* DATA EXCERPTS:
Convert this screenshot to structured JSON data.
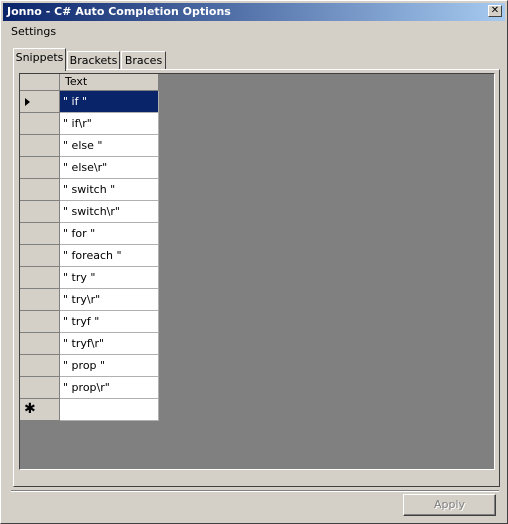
{
  "window": {
    "title": "Jonno - C# Auto Completion Options",
    "close_glyph": "✕"
  },
  "menubar": {
    "items": [
      {
        "label": "Settings"
      }
    ]
  },
  "tabs": [
    {
      "label": "Snippets",
      "active": true
    },
    {
      "label": "Brackets",
      "active": false
    },
    {
      "label": "Braces",
      "active": false
    }
  ],
  "grid": {
    "column_header": "Text",
    "rows": [
      {
        "text": "\" if \"",
        "selected": true
      },
      {
        "text": "\" if\\r\""
      },
      {
        "text": "\" else \""
      },
      {
        "text": "\" else\\r\""
      },
      {
        "text": "\" switch \""
      },
      {
        "text": "\" switch\\r\""
      },
      {
        "text": "\" for \""
      },
      {
        "text": "\" foreach \""
      },
      {
        "text": "\" try \""
      },
      {
        "text": "\" try\\r\""
      },
      {
        "text": "\" tryf \""
      },
      {
        "text": "\" tryf\\r\""
      },
      {
        "text": "\" prop \""
      },
      {
        "text": "\" prop\\r\""
      }
    ],
    "new_row_glyph": "✱"
  },
  "footer": {
    "apply_label": "Apply",
    "apply_enabled": false
  }
}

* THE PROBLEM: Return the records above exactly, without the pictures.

* EXERCISE SOLUTION:
Convert this screenshot to structured JSON data.
{
  "window": {
    "title": "Jonno - C# Auto Completion Options",
    "close_glyph": "✕"
  },
  "menubar": {
    "items": [
      {
        "label": "Settings"
      }
    ]
  },
  "tabs": [
    {
      "label": "Snippets",
      "active": true
    },
    {
      "label": "Brackets",
      "active": false
    },
    {
      "label": "Braces",
      "active": false
    }
  ],
  "grid": {
    "column_header": "Text",
    "rows": [
      {
        "text": "\" if \"",
        "selected": true
      },
      {
        "text": "\" if\\r\""
      },
      {
        "text": "\" else \""
      },
      {
        "text": "\" else\\r\""
      },
      {
        "text": "\" switch \""
      },
      {
        "text": "\" switch\\r\""
      },
      {
        "text": "\" for \""
      },
      {
        "text": "\" foreach \""
      },
      {
        "text": "\" try \""
      },
      {
        "text": "\" try\\r\""
      },
      {
        "text": "\" tryf \""
      },
      {
        "text": "\" tryf\\r\""
      },
      {
        "text": "\" prop \""
      },
      {
        "text": "\" prop\\r\""
      }
    ],
    "new_row_glyph": "✱"
  },
  "footer": {
    "apply_label": "Apply",
    "apply_enabled": false
  }
}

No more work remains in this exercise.